23 terms

APUSH Chapter 13 Question Review

APUSH-CH13-01. Corrupt Bargain
The term used to refer to JQA's election to the presidency. It was believed that there was an agreement for Henry Clay to promote JQA to become president and in return JQA would make Henry Clay the secretary of state.
APUSH-CH13-02. 1828 election as a revolution
The Jacksonians gained much ground as Andrew Jackson, a man for the people, became president. The focus on national power diminished as the power to the people grew.
APUSH-CH13-03. Spoils System
Jackson's patronage system, which allowed men to buy their way into office. This resulted in a very corrupt governmental office.
APUSH-CH13-04. Kitchen cabinet
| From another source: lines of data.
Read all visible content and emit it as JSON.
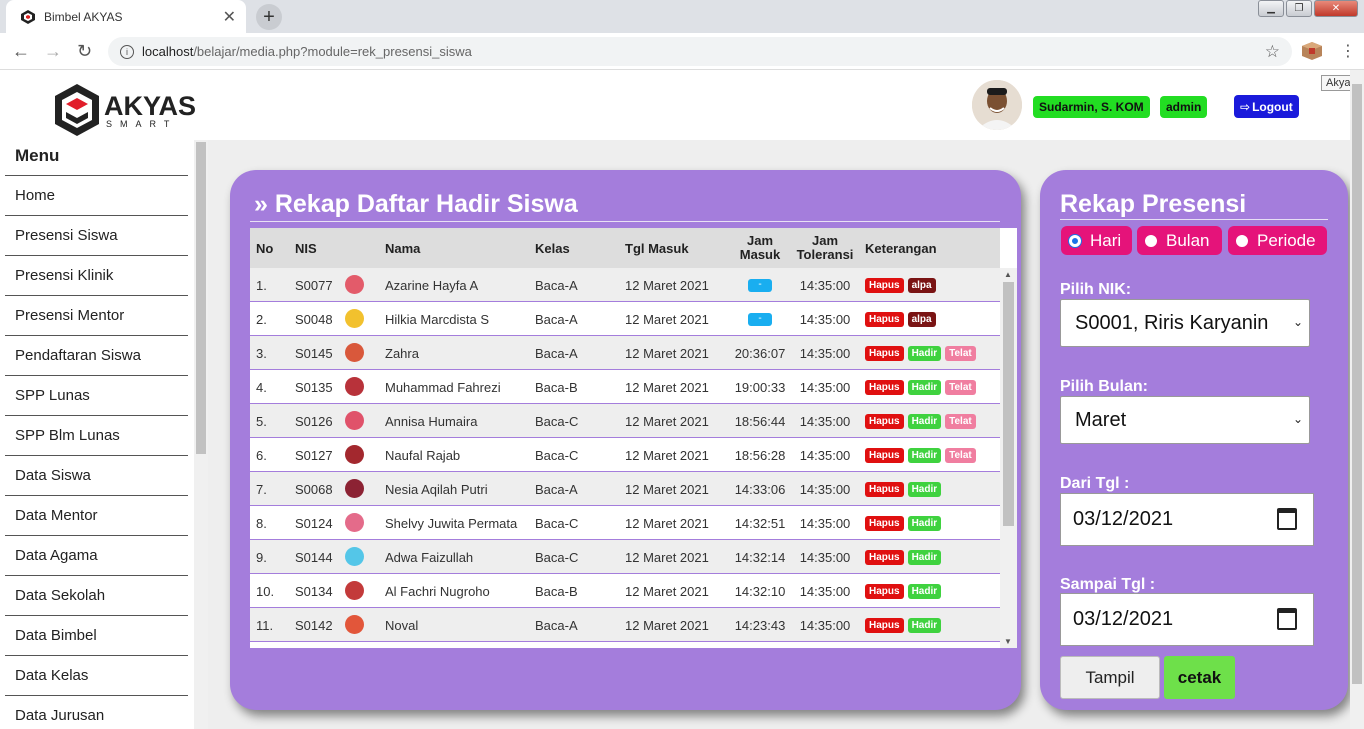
{
  "browser": {
    "tab_title": "Bimbel AKYAS",
    "tab_close": "✕",
    "new_tab": "+",
    "url_host": "localhost",
    "url_path": "/belajar/media.php?module=rek_presensi_siswa",
    "tooltip": "Akyas"
  },
  "header": {
    "logo_text": "AKYAS",
    "logo_sub": "S M A R T",
    "user_name": "Sudarmin, S. KOM",
    "user_role": "admin",
    "logout_label": "Logout"
  },
  "sidebar": {
    "title": "Menu",
    "items": [
      {
        "label": "Home"
      },
      {
        "label": "Presensi Siswa"
      },
      {
        "label": "Presensi Klinik"
      },
      {
        "label": "Presensi Mentor"
      },
      {
        "label": "Pendaftaran Siswa"
      },
      {
        "label": "SPP Lunas"
      },
      {
        "label": "SPP Blm Lunas"
      },
      {
        "label": "Data Siswa"
      },
      {
        "label": "Data Mentor"
      },
      {
        "label": "Data Agama"
      },
      {
        "label": "Data Sekolah"
      },
      {
        "label": "Data Bimbel"
      },
      {
        "label": "Data Kelas"
      },
      {
        "label": "Data Jurusan"
      }
    ]
  },
  "rekap": {
    "title": "» Rekap Daftar Hadir Siswa",
    "columns": {
      "no": "No",
      "nis": "NIS",
      "nama": "Nama",
      "kelas": "Kelas",
      "tgl": "Tgl Masuk",
      "jam_masuk": "Jam Masuk",
      "jam_toleransi": "Jam Toleransi",
      "keterangan": "Keterangan"
    },
    "rows": [
      {
        "no": "1.",
        "nis": "S0077",
        "nama": "Azarine Hayfa A",
        "kelas": "Baca-A",
        "tgl": "12 Maret 2021",
        "jam_masuk": "-",
        "jam_toleransi": "14:35:00",
        "badges": [
          "Hapus",
          "alpa"
        ],
        "avatar_color": "#e35b6a"
      },
      {
        "no": "2.",
        "nis": "S0048",
        "nama": "Hilkia Marcdista S",
        "kelas": "Baca-A",
        "tgl": "12 Maret 2021",
        "jam_masuk": "-",
        "jam_toleransi": "14:35:00",
        "badges": [
          "Hapus",
          "alpa"
        ],
        "avatar_color": "#f2c12e"
      },
      {
        "no": "3.",
        "nis": "S0145",
        "nama": "Zahra",
        "kelas": "Baca-A",
        "tgl": "12 Maret 2021",
        "jam_masuk": "20:36:07",
        "jam_toleransi": "14:35:00",
        "badges": [
          "Hapus",
          "Hadir",
          "Telat"
        ],
        "avatar_color": "#d9583b"
      },
      {
        "no": "4.",
        "nis": "S0135",
        "nama": "Muhammad Fahrezi",
        "kelas": "Baca-B",
        "tgl": "12 Maret 2021",
        "jam_masuk": "19:00:33",
        "jam_toleransi": "14:35:00",
        "badges": [
          "Hapus",
          "Hadir",
          "Telat"
        ],
        "avatar_color": "#b8323a"
      },
      {
        "no": "5.",
        "nis": "S0126",
        "nama": "Annisa Humaira",
        "kelas": "Baca-C",
        "tgl": "12 Maret 2021",
        "jam_masuk": "18:56:44",
        "jam_toleransi": "14:35:00",
        "badges": [
          "Hapus",
          "Hadir",
          "Telat"
        ],
        "avatar_color": "#e0526a"
      },
      {
        "no": "6.",
        "nis": "S0127",
        "nama": "Naufal Rajab",
        "kelas": "Baca-C",
        "tgl": "12 Maret 2021",
        "jam_masuk": "18:56:28",
        "jam_toleransi": "14:35:00",
        "badges": [
          "Hapus",
          "Hadir",
          "Telat"
        ],
        "avatar_color": "#a3282e"
      },
      {
        "no": "7.",
        "nis": "S0068",
        "nama": "Nesia Aqilah Putri",
        "kelas": "Baca-A",
        "tgl": "12 Maret 2021",
        "jam_masuk": "14:33:06",
        "jam_toleransi": "14:35:00",
        "badges": [
          "Hapus",
          "Hadir"
        ],
        "avatar_color": "#8c2233"
      },
      {
        "no": "8.",
        "nis": "S0124",
        "nama": "Shelvy Juwita Permata",
        "kelas": "Baca-C",
        "tgl": "12 Maret 2021",
        "jam_masuk": "14:32:51",
        "jam_toleransi": "14:35:00",
        "badges": [
          "Hapus",
          "Hadir"
        ],
        "avatar_color": "#e46b8a"
      },
      {
        "no": "9.",
        "nis": "S0144",
        "nama": "Adwa Faizullah",
        "kelas": "Baca-C",
        "tgl": "12 Maret 2021",
        "jam_masuk": "14:32:14",
        "jam_toleransi": "14:35:00",
        "badges": [
          "Hapus",
          "Hadir"
        ],
        "avatar_color": "#54c6e8"
      },
      {
        "no": "10.",
        "nis": "S0134",
        "nama": "Al Fachri Nugroho",
        "kelas": "Baca-B",
        "tgl": "12 Maret 2021",
        "jam_masuk": "14:32:10",
        "jam_toleransi": "14:35:00",
        "badges": [
          "Hapus",
          "Hadir"
        ],
        "avatar_color": "#c33a3a"
      },
      {
        "no": "11.",
        "nis": "S0142",
        "nama": "Noval",
        "kelas": "Baca-A",
        "tgl": "12 Maret 2021",
        "jam_masuk": "14:23:43",
        "jam_toleransi": "14:35:00",
        "badges": [
          "Hapus",
          "Hadir"
        ],
        "avatar_color": "#e2563a"
      }
    ]
  },
  "presensi": {
    "title": "Rekap Presensi",
    "radios": [
      {
        "label": "Hari",
        "checked": true
      },
      {
        "label": "Bulan",
        "checked": false
      },
      {
        "label": "Periode",
        "checked": false
      }
    ],
    "nik_label": "Pilih NIK:",
    "nik_value": "S0001, Riris Karyanin",
    "bulan_label": "Pilih Bulan:",
    "bulan_value": "Maret",
    "dari_label": "Dari Tgl :",
    "dari_value": "03/12/2021",
    "sampai_label": "Sampai Tgl :",
    "sampai_value": "03/12/2021",
    "tampil_label": "Tampil",
    "cetak_label": "cetak"
  },
  "colors": {
    "panel": "#a47ddc",
    "radio_pill": "#e5137a",
    "user_pill": "#22dd22",
    "logout": "#1a1adb"
  }
}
Jackson's cabinet met in the kitchen, resulting in the name of the "kitchen cabinet"
APUSH-CH13-05. Tariff of Abominations- consequences
The south began to call for nullification as the tariff affected them so negatively and provided for no benefits. This late led to a conflict between Jackson and the state of SC. The issue was resolved by Henry Clay and his compromise bill. Nullification crisis. Force Bill. Compromise Tariff
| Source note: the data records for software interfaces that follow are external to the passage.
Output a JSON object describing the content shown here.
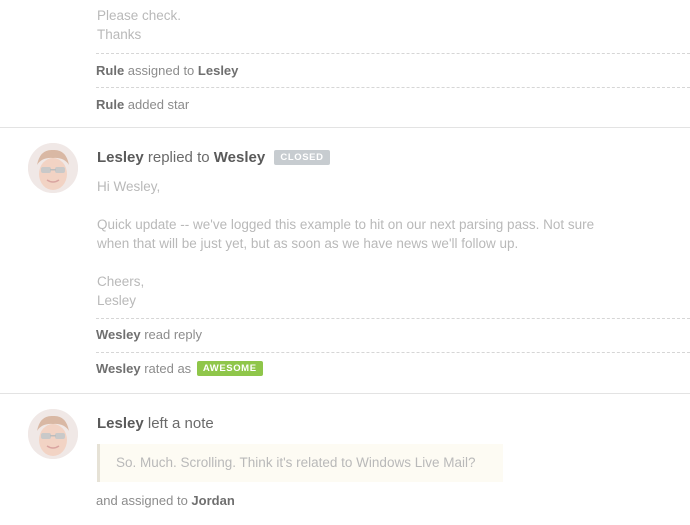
{
  "top_message": {
    "lines": [
      "Please check.",
      "Thanks"
    ],
    "events": [
      {
        "actor": "Rule",
        "action": "assigned to",
        "target": "Lesley"
      },
      {
        "actor": "Rule",
        "action": "added star"
      }
    ]
  },
  "reply": {
    "author": "Lesley",
    "verb": "replied to",
    "recipient": "Wesley",
    "status_badge": "CLOSED",
    "greeting": "Hi Wesley,",
    "body_line1": "Quick update -- we've logged this example to hit on our next parsing pass. Not sure",
    "body_line2": "when that will be just yet, but as soon as we have news we'll follow up.",
    "signoff": "Cheers,",
    "signature": "Lesley",
    "events": [
      {
        "actor": "Wesley",
        "action": "read reply"
      },
      {
        "actor": "Wesley",
        "action": "rated as",
        "badge": "AWESOME"
      }
    ]
  },
  "note": {
    "author": "Lesley",
    "verb": "left a note",
    "text": "So. Much. Scrolling. Think it's related to Windows Live Mail?",
    "assign_text": "and assigned to",
    "assignee": "Jordan"
  },
  "colors": {
    "closed_badge": "#c7ccd0",
    "awesome_badge": "#8fc64a",
    "note_background": "#fdfbf3"
  },
  "icons": {
    "avatar": "lesley-avatar"
  }
}
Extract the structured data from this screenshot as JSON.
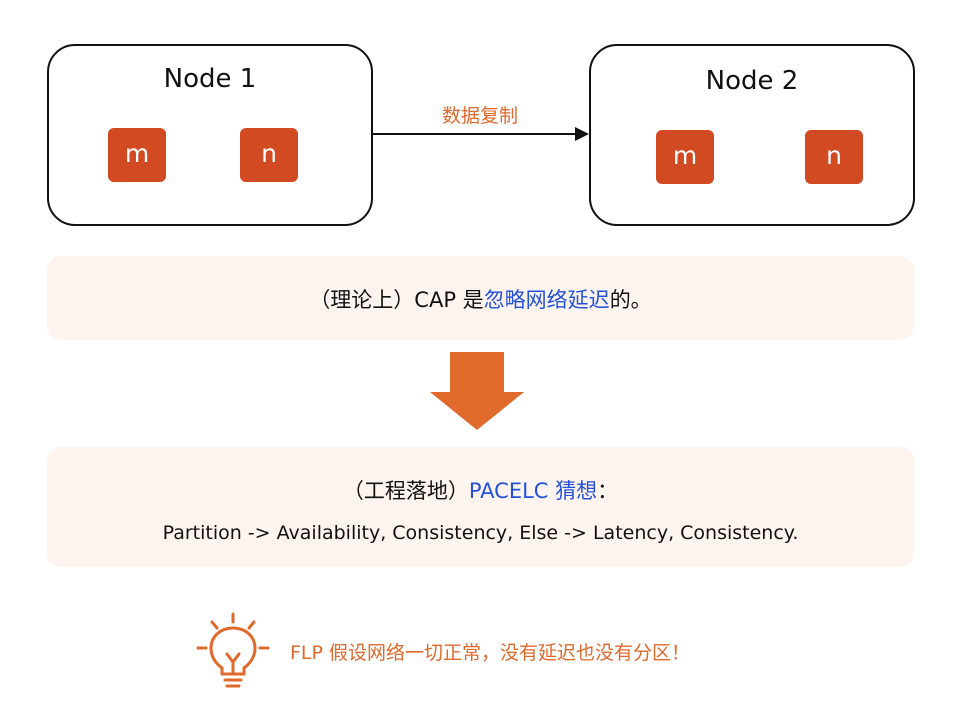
{
  "nodes": [
    {
      "title": "Node 1",
      "items": [
        "m",
        "n"
      ]
    },
    {
      "title": "Node 2",
      "items": [
        "m",
        "n"
      ]
    }
  ],
  "edge_label": "数据复制",
  "cap_note": {
    "prefix": "（理论上）CAP 是",
    "highlight": "忽略网络延迟",
    "suffix": "的。"
  },
  "pacelc": {
    "prefix": "（工程落地）",
    "highlight": "PACELC 猜想",
    "suffix": "：",
    "detail": "Partition -> Availability, Consistency, Else -> Latency, Consistency."
  },
  "tip": {
    "text": "FLP 假设网络一切正常，没有延迟也没有分区！",
    "icon": "lightbulb-icon"
  },
  "colors": {
    "accent": "#e0692c",
    "chip": "#d24a22",
    "highlight": "#2352d8",
    "panel": "#fdf3ef"
  }
}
APUSH-CH13-06. South Carolina Exposition and Protest
A pamphlet written by John Calhoun. The pamphlet called for nullification of the tariff. Based on VA/KY resolutions.
APUSH-CH13-07. South Carolina Ordinance of Nullification
This was SC's message to the nation that it would refuse to pay the tariff because of its unfair burden.
APUSH-CH13-08. Force Bill of 1833
This allowed the President to call up a militia to enforce laws.
APUSH-CH13-09. Webster-Hayne Debate
This was the issue of whether it was right for South Carolina to declare nullification of the tariff.
APUSH-CH13-10. Resolution of the nullification crisis
Henry Clay provided the compromise tariff which listed that the tariff would be slightly decreased over a period of eight years.
APUSH-CH13-11. Cherokees and the Supreme Court
As the other Americans were trying to fight against their forced removal through physical attacks, the Cherokees decided to take the issue to the Supreme Court. The Supreme Court decided that the Cherokees were right, yet Jackson believed otherwise, and he came out with the Indian Removal Act.
APUSH-CH13-12. Seminoles and the Indian Removal
The Indian Removal Act stated that the Native Americans in the east of the Mississippi must move to the west. The Seminole Indians took a stand in the Florida Everglades. They fought a guerrilla warfare.
APUSH-CH13-13. BUS - reason for Jacksonian opposition
Says that it favors the elite. Government deposits are used only for private loans, and only the rich make money off of government tax money.
APUSH-CH13-14. 1832 election - main issue
The main issue was the debate over the BUS.
APUSH-CH13-15. Banking system under Jackson
Jackson took the deposits out of the BUS, and placed them in the wildcat banks, which gave away loans very easily to the state governments.
APUSH-CH13-16. Whig Party
Combination of many anti- Jacksonian supporters.
APUSH-CH13-17. Panic of 1837
1/3 of the nation was in unemployment. Van Buren did not try to improve the economy because he felt it wasn't his responsibility. The independent treasury is established, so that Federal money could not be spent.
APUSH-CH13-18. Independent Treasury
a holding place for the government's money, where money could not be taken out.
APUSH-CH13-19. Texas Mexican policy toward, annexation
Mexico invited Americans to fill as a buffer supply. Required that settlers were to be Catholic. Slave trade is prohibited. Texas later breaks free from Mexico and applies for statehood, but is denied due to the issues over slavery.
APUSH-CH13-20. Alamo
The a battle fought for Texan independence against the Spanish. The battle ends in American defeat.
APUSH-CH13-21. San Jacinto
A victory for the American which led to a legal break away from the Mexican Empire.
APUSH-CH13-22. Jacksonian Democrat beliefs
Believed in the power of the people. The patronage system. The belief that people should be on top above all else.
APUSH-CH13-23. Two Party-System - reasons for
Needed to prevent radical ideas. There was both geographical and societal diversities, so no sectional differences came out as a result.